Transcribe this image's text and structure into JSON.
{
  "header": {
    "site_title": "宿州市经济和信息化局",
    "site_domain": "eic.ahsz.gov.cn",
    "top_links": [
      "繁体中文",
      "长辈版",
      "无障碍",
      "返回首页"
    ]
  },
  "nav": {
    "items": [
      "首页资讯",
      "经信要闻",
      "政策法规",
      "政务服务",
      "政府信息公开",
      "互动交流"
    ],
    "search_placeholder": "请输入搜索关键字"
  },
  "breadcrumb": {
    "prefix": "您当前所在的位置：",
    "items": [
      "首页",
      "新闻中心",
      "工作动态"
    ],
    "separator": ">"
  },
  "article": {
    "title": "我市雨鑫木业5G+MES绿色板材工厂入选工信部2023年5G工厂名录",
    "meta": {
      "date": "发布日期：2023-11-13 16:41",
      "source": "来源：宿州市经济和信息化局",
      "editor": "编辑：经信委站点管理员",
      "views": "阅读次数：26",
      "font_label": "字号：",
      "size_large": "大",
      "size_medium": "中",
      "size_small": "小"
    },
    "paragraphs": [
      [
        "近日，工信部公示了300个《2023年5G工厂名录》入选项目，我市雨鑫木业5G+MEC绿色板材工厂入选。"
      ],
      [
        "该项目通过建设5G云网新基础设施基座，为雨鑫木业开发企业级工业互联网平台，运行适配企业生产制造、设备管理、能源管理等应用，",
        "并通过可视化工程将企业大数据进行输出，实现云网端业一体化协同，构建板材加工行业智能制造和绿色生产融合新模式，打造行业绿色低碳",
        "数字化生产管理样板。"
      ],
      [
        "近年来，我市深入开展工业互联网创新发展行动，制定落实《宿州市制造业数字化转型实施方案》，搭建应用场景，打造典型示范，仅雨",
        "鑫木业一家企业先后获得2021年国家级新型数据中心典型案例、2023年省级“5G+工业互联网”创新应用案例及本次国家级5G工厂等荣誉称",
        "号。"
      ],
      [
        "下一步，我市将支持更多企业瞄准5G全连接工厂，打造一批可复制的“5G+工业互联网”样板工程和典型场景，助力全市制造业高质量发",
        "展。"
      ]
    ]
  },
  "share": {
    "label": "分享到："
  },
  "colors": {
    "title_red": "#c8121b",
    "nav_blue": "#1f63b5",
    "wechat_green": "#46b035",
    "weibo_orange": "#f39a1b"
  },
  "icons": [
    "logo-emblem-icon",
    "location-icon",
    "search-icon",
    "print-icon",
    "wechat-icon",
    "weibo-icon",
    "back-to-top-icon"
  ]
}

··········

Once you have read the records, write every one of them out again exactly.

Transcribe this image's text and structure into JSON.
{
  "header": {
    "site_title": "宿州市经济和信息化局",
    "site_domain": "eic.ahsz.gov.cn",
    "top_links": [
      "繁体中文",
      "长辈版",
      "无障碍",
      "返回首页"
    ]
  },
  "nav": {
    "items": [
      "首页资讯",
      "经信要闻",
      "政策法规",
      "政务服务",
      "政府信息公开",
      "互动交流"
    ],
    "search_placeholder": "请输入搜索关键字"
  },
  "breadcrumb": {
    "prefix": "您当前所在的位置：",
    "items": [
      "首页",
      "新闻中心",
      "工作动态"
    ],
    "separator": ">"
  },
  "article": {
    "title": "我市雨鑫木业5G+MES绿色板材工厂入选工信部2023年5G工厂名录",
    "meta": {
      "date": "发布日期：2023-11-13 16:41",
      "source": "来源：宿州市经济和信息化局",
      "editor": "编辑：经信委站点管理员",
      "views": "阅读次数：26",
      "font_label": "字号：",
      "size_large": "大",
      "size_medium": "中",
      "size_small": "小"
    },
    "paragraphs": [
      [
        "近日，工信部公示了300个《2023年5G工厂名录》入选项目，我市雨鑫木业5G+MEC绿色板材工厂入选。"
      ],
      [
        "该项目通过建设5G云网新基础设施基座，为雨鑫木业开发企业级工业互联网平台，运行适配企业生产制造、设备管理、能源管理等应用，",
        "并通过可视化工程将企业大数据进行输出，实现云网端业一体化协同，构建板材加工行业智能制造和绿色生产融合新模式，打造行业绿色低碳",
        "数字化生产管理样板。"
      ],
      [
        "近年来，我市深入开展工业互联网创新发展行动，制定落实《宿州市制造业数字化转型实施方案》，搭建应用场景，打造典型示范，仅雨",
        "鑫木业一家企业先后获得2021年国家级新型数据中心典型案例、2023年省级“5G+工业互联网”创新应用案例及本次国家级5G工厂等荣誉称",
        "号。"
      ],
      [
        "下一步，我市将支持更多企业瞄准5G全连接工厂，打造一批可复制的“5G+工业互联网”样板工程和典型场景，助力全市制造业高质量发",
        "展。"
      ]
    ]
  },
  "share": {
    "label": "分享到："
  },
  "colors": {
    "title_red": "#c8121b",
    "nav_blue": "#1f63b5",
    "wechat_green": "#46b035",
    "weibo_orange": "#f39a1b"
  },
  "icons": [
    "logo-emblem-icon",
    "location-icon",
    "search-icon",
    "print-icon",
    "wechat-icon",
    "weibo-icon",
    "back-to-top-icon"
  ]
}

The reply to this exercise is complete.